For people not yet interested in preparedness, this publication could provide that final nudge. Chances are experienced outdoorspeople will learn a lot too.
The Alaska Homesteader's Handbook is going in my preparedness library, and I'd recommend you get a copy too.
Follow Me on Pinterest
Sign up for our Email Newsletter

Thursday, January 3, 2013

Relocate! 25 Great Bug Out Communities

On of the common plans of many survivalists has to do with "bugging out," or leaving the scene of a disaster. But the most important question should be: Where do you go?
by Leon Pantenburg
The C.T. Fischer four-inch Bushcraft is a great choice for an all-around, everyday carry knife. Check it out!

Relocate! 25 Great Bug Out Communities by Dave Stebbins
The whole Bug-Out scenario generally centers around large urban areas. It goes something like this: You must leave your urban home to go somewhere else. It could be there was a flood, fire, pandemic, earthquake or some other large-scale emergency that forces you to evacuate.
Assuming you have individual emergency backpacks and gear, a vehicle with gas in it, and roads that can be traveled, where would you go?
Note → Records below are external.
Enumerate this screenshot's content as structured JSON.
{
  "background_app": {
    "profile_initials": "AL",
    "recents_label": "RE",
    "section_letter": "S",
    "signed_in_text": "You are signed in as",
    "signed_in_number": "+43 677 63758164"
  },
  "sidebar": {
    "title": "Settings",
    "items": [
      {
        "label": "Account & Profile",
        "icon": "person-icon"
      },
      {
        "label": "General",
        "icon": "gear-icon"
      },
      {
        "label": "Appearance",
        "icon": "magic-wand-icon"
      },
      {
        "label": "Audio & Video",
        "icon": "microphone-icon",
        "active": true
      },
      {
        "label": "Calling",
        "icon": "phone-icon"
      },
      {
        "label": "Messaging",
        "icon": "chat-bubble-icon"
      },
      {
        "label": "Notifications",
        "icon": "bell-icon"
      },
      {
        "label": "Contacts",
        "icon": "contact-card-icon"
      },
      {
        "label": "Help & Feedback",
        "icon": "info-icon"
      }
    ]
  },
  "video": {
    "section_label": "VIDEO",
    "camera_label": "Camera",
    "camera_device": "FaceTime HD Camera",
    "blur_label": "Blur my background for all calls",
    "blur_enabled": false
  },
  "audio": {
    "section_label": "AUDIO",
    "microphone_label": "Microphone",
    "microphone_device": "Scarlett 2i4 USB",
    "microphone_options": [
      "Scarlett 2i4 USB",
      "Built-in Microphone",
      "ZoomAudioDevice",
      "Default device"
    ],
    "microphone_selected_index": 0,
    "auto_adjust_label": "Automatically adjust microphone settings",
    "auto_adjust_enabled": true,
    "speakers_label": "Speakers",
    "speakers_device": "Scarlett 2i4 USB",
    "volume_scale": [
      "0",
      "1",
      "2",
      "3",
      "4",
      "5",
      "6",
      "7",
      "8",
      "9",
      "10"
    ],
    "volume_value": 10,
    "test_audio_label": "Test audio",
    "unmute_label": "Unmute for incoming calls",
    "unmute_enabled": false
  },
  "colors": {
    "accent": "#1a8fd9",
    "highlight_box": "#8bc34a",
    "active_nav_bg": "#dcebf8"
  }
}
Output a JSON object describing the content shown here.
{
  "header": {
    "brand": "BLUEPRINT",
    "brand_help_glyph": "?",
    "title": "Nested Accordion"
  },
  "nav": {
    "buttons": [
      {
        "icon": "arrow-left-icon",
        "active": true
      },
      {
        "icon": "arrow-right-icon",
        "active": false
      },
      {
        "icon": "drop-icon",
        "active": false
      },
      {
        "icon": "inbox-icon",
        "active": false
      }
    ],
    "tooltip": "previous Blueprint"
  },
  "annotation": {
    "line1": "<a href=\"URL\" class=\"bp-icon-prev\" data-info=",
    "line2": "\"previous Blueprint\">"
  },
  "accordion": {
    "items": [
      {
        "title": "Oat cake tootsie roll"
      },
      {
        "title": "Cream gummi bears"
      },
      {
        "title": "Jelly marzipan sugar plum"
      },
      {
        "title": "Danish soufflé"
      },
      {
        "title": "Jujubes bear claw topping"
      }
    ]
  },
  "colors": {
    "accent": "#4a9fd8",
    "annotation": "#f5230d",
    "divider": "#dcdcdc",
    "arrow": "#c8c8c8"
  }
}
A common - and dangerous - misconception is that of "heading for the hills." In this situation, the intent is to head to the nearest wilderness area, and blend into the landscape.
In reality, a trailhead may be the last place you want to end up. I have been to many backcountry wilderness trailheads prior to opening day of elk season. Some of these, 25 miles or more from the nearest paved road or town, resembled gridlocked parking lots, as outfitters parked horse trailers and SUVs and pickups jockeyed for parking places. I could only imagine the scene if a bunch of desperate, hungry, unprepared city people got that far.
Author Stebbins practices what he preaches. He has lived for the past 12 years off the grid in a small town. He teaches renewable energy classes in a community college, and his suggestion is that you relocate BEFORE an emergency to some small town or rural area. Stebbins' book is about finding a community before you have to deal with unprepared hordes of refugees.
Specifically, he recommends 25 communities throughout the United States that could meet your relocation needs. Naturally, this is a small cross-sampling, but Stebbins mentions some small town characteristics worth looking for.
To someone considering relocation, Stebbins suggests moving as soon as possible. The best idea, he claims, is to find a place you genuinely would enjoy living, with affordable housing, low crime, and access to healthcare, churches and recreational areas.
Move now, Stubbins recommends, so you become part of a community and learn to get along with the local people whom you will have to depend upon. Then, if the unthinkable happens, you already have your support group in place.
A nice feature of the book is that the representative communities are located all over the country, ranging from high desert to heavily-forested lowlands. Far from large population areas, these suggested communities allow you to start your initial shopping.
I'd suggest taking a look at climate first. Someone who would not want to relocate to a tropical climate might like the snowy northwest. Whatever your climate preferences, there is sure to be a community listed in the book you would like.
Some of the things Stubbins ranks communities on include: medium housing costs, school quality, weather. and unemployment rate. He also lists distances to the nearest hospitals, community colleges and universities.
For big city dwellers, he also offers tips on how to get along in a small town, and explains some of the differences in the urban versus rural, small town lifestyles.
Stebbins' book is a good place to start if you're considering a move to a more rural area. The book can help start the conversation about where you might want to end up living.
Follow Me on Pinterest

Sign up for our Email Newsletter